An obscure deal with South Jersey to get votes for the ratification of the New Jersey State Constitution in 1947 will give Gov. Phil Murphy limited say over the selection of one of his cabinet members, the Secretary of Agriculture when Douglas Fisher vacates the post to seek a return to the State Assembly.
The State Board of Agriculture makes the appointment, and the governor merely approves their pick. This is a throwback to an era when state boards exercised considerable authority, especially in health, education, the environment, and alcoholic beverage control. It’s also a reminder that all politics is local, which is how Gov. Alfred Driscoll cobbled together enough votes to get the new Constitution he wanted.
Members of the state’s agriculture community elect the eight members of the Board of Agriculture at the annual State Agricultural Convention. The governor traditionally appoints the choices of the convention to four-year terms on the Board, with the advise and consent of the State Senate. Unlike other cabinet posts, where the Commissioner runs the department, the agriculture secretary is essentially the secretary to the Board.
The Board of Agriculture sets policies that the Secretary of Agriculture and the New Jersey Department of Agriculture follow.
State law gives the top four commodity groups in the state, based on a “two-year average of the gross value of production,” seats on the Board. Right now, vegetable farmers have two seats, with one seat each for dairy, fruits, hay and grain, livestock, vegetable, and aquaculture farmers.
Some governors have maneuvered their way through the process to press the Board of Agriculture to accept their candidate, especially when the agricultural community understands the politics.
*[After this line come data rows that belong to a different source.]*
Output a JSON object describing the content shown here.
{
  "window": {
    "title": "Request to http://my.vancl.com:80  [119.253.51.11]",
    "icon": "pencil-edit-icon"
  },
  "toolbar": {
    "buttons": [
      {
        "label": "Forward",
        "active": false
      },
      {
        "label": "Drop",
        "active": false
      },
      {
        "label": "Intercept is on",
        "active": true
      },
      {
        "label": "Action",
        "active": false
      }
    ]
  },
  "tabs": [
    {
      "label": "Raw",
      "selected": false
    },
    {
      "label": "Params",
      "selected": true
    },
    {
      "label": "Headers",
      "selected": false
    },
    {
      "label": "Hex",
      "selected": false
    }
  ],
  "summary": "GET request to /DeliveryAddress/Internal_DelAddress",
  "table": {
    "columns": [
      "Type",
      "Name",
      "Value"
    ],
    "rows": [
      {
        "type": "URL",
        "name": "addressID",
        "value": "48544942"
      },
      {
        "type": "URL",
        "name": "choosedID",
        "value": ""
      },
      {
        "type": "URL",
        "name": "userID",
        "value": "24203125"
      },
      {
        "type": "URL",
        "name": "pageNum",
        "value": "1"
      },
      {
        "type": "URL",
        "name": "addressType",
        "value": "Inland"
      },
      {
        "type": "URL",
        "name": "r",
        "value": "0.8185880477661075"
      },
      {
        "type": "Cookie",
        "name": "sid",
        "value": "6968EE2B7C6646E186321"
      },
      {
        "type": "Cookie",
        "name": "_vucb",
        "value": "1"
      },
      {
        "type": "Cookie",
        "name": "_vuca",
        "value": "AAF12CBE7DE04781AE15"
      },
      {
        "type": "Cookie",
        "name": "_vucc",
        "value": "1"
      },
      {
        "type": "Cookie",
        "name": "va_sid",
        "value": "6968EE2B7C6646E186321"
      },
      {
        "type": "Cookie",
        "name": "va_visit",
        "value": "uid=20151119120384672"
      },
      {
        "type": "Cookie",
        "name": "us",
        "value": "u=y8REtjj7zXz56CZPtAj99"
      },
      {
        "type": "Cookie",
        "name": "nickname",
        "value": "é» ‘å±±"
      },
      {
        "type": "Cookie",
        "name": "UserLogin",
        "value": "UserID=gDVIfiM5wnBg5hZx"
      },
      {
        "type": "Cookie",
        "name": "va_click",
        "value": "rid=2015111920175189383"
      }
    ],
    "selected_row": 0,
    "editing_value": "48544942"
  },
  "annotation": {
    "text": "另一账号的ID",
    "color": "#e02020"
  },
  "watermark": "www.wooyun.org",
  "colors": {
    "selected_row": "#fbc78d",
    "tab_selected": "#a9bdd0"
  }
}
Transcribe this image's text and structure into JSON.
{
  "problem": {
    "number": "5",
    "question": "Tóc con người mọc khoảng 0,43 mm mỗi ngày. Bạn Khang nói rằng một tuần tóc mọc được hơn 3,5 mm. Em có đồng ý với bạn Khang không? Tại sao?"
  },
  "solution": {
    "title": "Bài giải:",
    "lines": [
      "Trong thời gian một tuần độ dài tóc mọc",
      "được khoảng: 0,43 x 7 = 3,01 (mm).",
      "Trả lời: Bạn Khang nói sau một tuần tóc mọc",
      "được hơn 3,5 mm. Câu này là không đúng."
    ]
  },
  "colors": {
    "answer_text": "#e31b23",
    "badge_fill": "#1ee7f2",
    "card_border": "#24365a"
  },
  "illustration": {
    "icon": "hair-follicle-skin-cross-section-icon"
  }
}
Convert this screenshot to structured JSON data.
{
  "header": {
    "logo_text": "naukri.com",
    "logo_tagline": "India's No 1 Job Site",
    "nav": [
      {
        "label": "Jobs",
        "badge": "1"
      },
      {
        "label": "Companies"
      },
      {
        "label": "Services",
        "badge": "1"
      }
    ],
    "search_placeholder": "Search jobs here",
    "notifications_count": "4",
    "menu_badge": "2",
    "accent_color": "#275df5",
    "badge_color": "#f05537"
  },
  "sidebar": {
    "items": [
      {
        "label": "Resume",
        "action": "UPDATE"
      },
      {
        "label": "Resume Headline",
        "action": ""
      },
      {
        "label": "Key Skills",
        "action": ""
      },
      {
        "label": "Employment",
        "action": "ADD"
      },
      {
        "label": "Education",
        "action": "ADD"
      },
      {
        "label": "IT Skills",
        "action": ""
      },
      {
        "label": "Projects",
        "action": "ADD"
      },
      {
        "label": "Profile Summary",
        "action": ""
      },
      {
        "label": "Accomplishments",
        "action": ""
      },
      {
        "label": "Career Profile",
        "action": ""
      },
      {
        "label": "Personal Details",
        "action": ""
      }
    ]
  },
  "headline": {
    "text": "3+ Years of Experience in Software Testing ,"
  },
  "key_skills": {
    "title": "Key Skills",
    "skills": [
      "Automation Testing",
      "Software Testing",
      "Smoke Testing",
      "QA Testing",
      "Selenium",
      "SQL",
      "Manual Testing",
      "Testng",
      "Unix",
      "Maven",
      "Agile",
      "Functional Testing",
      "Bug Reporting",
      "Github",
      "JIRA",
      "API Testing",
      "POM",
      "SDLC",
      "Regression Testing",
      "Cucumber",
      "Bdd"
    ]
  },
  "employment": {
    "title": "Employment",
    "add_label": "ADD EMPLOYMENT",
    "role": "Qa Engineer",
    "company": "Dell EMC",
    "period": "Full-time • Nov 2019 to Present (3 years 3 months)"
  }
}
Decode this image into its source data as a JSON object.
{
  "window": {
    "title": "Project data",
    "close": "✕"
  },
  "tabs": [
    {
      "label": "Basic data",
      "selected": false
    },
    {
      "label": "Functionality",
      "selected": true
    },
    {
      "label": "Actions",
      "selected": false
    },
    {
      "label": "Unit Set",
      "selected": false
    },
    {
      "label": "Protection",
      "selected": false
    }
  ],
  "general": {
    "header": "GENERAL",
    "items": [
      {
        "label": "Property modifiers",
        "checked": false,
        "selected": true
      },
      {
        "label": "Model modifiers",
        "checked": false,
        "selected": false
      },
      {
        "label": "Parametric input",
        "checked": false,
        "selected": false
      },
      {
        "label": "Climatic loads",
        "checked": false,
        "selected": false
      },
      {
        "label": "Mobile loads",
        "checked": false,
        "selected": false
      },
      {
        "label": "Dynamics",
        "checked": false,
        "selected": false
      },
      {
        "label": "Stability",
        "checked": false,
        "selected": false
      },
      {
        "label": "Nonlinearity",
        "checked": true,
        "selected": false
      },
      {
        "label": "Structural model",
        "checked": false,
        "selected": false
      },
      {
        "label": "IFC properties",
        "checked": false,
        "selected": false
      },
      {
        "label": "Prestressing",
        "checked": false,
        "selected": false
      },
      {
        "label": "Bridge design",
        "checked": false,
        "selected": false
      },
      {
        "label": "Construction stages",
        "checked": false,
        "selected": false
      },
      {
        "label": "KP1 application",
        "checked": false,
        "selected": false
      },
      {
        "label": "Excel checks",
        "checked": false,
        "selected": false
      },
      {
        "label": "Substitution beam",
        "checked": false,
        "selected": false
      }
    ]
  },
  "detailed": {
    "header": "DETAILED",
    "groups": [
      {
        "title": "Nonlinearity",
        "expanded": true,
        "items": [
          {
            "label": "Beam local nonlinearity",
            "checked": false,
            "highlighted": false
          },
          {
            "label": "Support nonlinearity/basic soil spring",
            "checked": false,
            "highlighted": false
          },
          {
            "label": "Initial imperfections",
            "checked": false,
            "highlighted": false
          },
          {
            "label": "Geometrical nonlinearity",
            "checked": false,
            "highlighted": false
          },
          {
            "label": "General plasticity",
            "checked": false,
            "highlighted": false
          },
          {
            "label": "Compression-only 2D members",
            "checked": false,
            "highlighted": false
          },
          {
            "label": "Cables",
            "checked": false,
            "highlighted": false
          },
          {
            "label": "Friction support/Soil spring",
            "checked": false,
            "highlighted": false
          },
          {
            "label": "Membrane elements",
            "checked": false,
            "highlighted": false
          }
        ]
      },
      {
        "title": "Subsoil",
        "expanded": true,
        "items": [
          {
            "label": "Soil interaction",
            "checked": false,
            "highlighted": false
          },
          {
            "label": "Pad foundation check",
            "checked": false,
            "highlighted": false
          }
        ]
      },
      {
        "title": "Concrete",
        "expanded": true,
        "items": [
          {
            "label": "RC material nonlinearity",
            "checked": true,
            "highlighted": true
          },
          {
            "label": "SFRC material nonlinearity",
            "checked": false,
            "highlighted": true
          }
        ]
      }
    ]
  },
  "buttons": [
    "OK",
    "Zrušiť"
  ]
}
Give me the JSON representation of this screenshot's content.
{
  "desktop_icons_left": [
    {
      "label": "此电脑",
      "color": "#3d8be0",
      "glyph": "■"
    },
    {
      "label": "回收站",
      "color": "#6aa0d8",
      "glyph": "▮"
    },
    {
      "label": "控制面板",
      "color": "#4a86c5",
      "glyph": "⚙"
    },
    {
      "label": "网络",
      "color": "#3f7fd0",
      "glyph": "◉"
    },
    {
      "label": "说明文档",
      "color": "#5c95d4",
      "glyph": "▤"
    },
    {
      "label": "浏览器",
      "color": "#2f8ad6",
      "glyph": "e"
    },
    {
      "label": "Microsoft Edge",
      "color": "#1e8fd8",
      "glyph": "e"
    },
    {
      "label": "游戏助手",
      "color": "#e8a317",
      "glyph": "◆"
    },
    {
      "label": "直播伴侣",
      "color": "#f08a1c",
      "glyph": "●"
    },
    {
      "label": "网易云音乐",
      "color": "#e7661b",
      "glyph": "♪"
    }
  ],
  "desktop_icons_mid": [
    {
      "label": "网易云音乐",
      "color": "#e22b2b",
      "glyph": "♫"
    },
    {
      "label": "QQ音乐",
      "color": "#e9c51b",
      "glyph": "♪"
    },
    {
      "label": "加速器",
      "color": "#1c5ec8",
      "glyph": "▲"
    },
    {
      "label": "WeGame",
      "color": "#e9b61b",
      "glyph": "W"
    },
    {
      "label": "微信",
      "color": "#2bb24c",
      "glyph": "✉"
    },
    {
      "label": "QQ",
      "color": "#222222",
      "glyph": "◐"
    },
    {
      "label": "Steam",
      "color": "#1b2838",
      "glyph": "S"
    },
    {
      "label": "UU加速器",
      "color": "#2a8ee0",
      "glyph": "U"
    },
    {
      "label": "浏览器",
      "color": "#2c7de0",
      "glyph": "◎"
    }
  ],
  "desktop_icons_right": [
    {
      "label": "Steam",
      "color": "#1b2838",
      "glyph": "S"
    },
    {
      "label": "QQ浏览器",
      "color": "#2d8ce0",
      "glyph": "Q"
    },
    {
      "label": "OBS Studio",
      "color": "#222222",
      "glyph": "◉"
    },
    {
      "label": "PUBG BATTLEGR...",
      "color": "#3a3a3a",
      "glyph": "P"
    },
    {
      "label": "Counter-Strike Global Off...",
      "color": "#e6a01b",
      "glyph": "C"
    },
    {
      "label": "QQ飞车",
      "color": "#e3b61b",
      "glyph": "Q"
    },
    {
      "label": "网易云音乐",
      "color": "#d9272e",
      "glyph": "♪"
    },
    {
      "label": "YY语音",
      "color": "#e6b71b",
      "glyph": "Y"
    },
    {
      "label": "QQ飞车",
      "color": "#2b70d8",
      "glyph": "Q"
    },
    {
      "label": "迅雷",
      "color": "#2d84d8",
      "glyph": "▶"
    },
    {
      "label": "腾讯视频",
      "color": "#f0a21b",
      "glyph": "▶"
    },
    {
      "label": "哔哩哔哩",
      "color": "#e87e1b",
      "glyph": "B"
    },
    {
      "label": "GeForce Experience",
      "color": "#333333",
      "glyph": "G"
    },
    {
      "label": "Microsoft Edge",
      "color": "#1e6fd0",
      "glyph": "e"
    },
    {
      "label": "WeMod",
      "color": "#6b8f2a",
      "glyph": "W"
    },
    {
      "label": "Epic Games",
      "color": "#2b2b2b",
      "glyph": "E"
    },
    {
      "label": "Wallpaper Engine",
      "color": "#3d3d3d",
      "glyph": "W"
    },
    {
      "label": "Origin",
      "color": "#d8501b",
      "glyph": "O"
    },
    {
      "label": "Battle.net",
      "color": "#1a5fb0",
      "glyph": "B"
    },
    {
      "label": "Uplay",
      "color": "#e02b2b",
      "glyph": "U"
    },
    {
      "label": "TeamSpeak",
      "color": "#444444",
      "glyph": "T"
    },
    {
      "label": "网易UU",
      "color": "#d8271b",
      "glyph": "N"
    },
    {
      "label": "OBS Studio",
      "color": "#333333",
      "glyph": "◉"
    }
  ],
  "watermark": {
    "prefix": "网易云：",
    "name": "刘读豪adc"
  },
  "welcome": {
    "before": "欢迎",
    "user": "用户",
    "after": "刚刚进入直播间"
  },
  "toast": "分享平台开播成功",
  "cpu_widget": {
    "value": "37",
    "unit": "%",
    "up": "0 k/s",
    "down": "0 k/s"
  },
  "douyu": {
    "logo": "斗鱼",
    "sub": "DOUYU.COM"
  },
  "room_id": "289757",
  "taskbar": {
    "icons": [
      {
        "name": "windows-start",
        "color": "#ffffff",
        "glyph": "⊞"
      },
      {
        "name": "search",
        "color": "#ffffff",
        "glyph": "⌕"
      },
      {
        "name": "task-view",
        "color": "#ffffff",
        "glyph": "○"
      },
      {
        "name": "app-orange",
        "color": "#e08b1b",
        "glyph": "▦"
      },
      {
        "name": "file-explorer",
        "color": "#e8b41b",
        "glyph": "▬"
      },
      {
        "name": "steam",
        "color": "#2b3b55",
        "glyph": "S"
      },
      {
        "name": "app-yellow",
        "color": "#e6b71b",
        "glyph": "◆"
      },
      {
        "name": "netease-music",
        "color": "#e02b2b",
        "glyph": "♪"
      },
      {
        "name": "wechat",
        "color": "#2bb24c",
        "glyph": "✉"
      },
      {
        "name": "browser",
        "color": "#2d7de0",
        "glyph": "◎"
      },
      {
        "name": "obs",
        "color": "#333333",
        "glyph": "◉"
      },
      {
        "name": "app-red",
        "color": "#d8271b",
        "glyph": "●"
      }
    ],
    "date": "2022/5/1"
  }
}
In 1982, when the post opened up for the first time in 36 years, newly-elected Gov. Thomas Kean picked Atlantic County Agricultural Agent Arthur Brown, who was popular with South Jersey farmers in his own right. Kean and Brown had an influential ally in then-Assemblyman Bill Gormley (R-Margate), who was skilled in the power of persuasion.
Brown remained in the post for 20 years; when he retired, the state board picked Charles Kuperus, a farmer and Republican freeholder from Sussex County, to replace him. At the time, New Jersey Sierra Club President Jeff Tittlel opposed the choice, saying Kuperus and the board were too cozy with developers buying farmland.
But the new governor, Democrat James E. McGreevey, signed off on Kuperus after receiving assurances that he would support the administration’s mission to preserve farmland.
Kuperus resigned at the end of 2008, ten months after Gov. Jon Corzine announced in his budget address that he would eliminate the Department of Agriculture. Fisher opposed the proposal, and Corzine later backed off when the legislature agreed to cut the department’s budget by $500,000 as long as the Secretary of Agriculture remained a cabinet-level post.
A deal was worked out where the agriculture board name Fisher, then serving his fourth term as a Democratic assemblyman from the 3rd legislative district, to serve as the new Secretary of Agriculture. One of the key players in that deal was then-Senate Majority Leader Steve Sweeney, Fisher’s running mate.
A year later, after Corzine lost re-election, Gov.-elect Chris Christie planned to replace Fisher with Hal Wirths, then a Sussex County freeholder. He believed he had the support of the Board of Agriculture to make the switch.
But Sweeney, the incoming Senate President, pushed Christie to keep Fisher. Instead, Christie named Wirths as his Commissioner of Labor.
Gov. James Fielder created the New Jersey Department of Agriculture in 1916 and named a Rutgers agriculture professor, Alva Agee, the first secretary. Nine years later, Agree left and was succeeded in 1925 by William Duryee, a peach farmer from Upper Freehold who wielded political clout as a state Milk Control Board member.
(The Milk Control Board was formed at the suggestion of Gov. A. Harry Moore in 1933 to regulate the production and distribution of milk, set dairy prices, and prevent New York dairies from interfering with the New Jersey market. Duryee was the first chairman.)
Duryee was succeeded in 1938 by Willard Allen, a poultry farmer from Hunterdon County and a professor at Rutgers’ College of Agriculture. He remained in the post under five governors before retiring for health reasons in 1956.
Phillip Alampi, a former TV farm reporter for ABC and NBC in New York, replaced Duryee in 1956 and held the post until his retirement in 1982. Alampi is the longest-serving member of the governor’s cabinet in state history.
The 75-year-old Fisher, a former Cumberland County freeholder, plans to reunite with Burzichelli on the Democratic ticket this year – they were running mates in 2001, 2003, 2005, and 2007. He is just the seventh New Jersey Secretary of Agriculture in 107 years.
It will be a race to see if Murphy comes up with his own candidate, or if the Board of Agriculture picks its candidate first.
The Secretary of Agriculture and Commissioner of Labor are the only two cabinet posts to never be occupied by a woman or a non-white person.
Assistant Secretary of Agriculture Monique Purcell, a 27-year employee of the department and the former director of the Division of Agriculture and Natural Resources, might have emerged as a candidate for the post, but she retired last year.